Gysi told the daily Tagesspiegel that through the Soviet victory of the Second World War started by Germany, the legacies are shared.
"Therefore one cannot simply bury Lenin [in history]. He must be shown and grappled with," he told the paper. He planned on discussing the matter with Berlin mayor Klaus Wowereit.
Lenin's head, carved from red Ukrainian granite, was to be the focus of the exhibition entitled "Unveiled: Berlin and its monuments". It is scheduled to open in Spring 2015 at the Spandau Citadelle in West Berlin.
The 19-metre tall statue of the first Soviet head of government once stood at Lenin Platz, which is now Berlin's Plaza of the United Nations. It was dismantled in 1992 following the collapse of the Soviet Union and its 129 pieces were buried in the Köpenick Forest on the capital's southeast fringes.

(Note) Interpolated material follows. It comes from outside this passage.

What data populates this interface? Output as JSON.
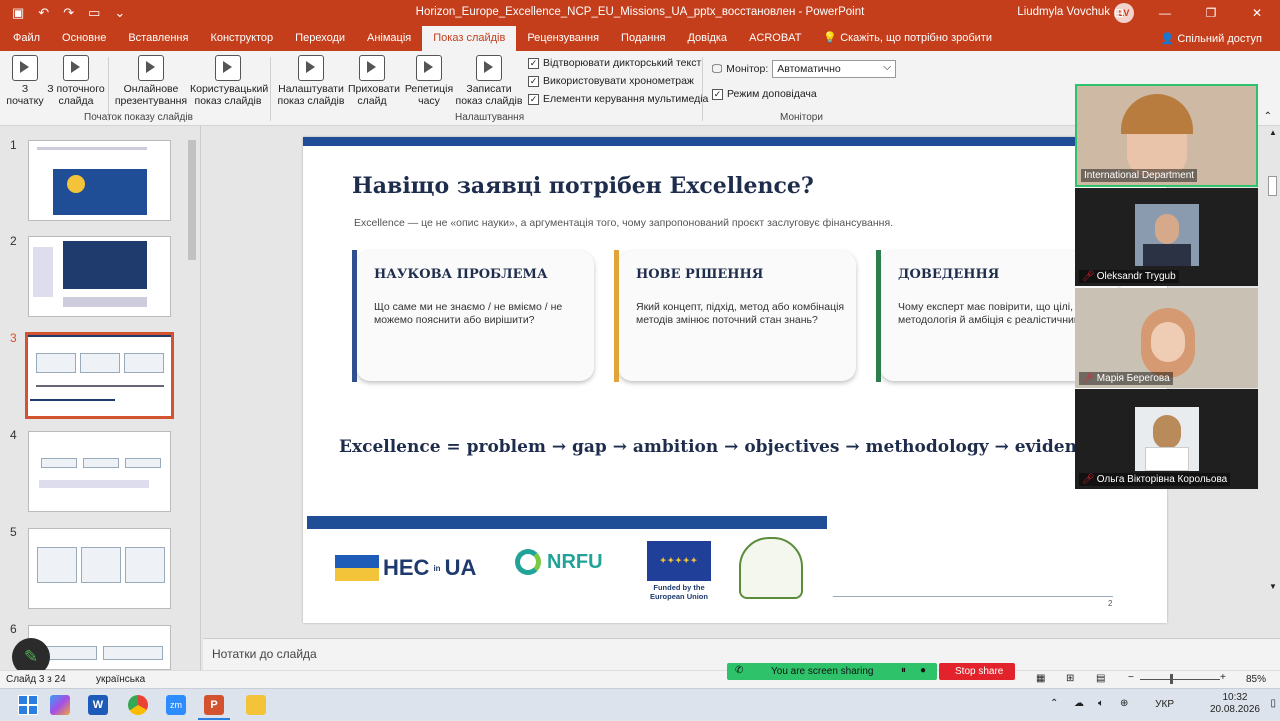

The city has maintained that it would not sponsor the excavation due to "technical and financial reasons, as well as in consideration to the preservation of the memorial."
Andrea Theissen, the organiser of the exhibition, hopes that Gysi's call to action will force the hand of the government in locating and uncovering the head.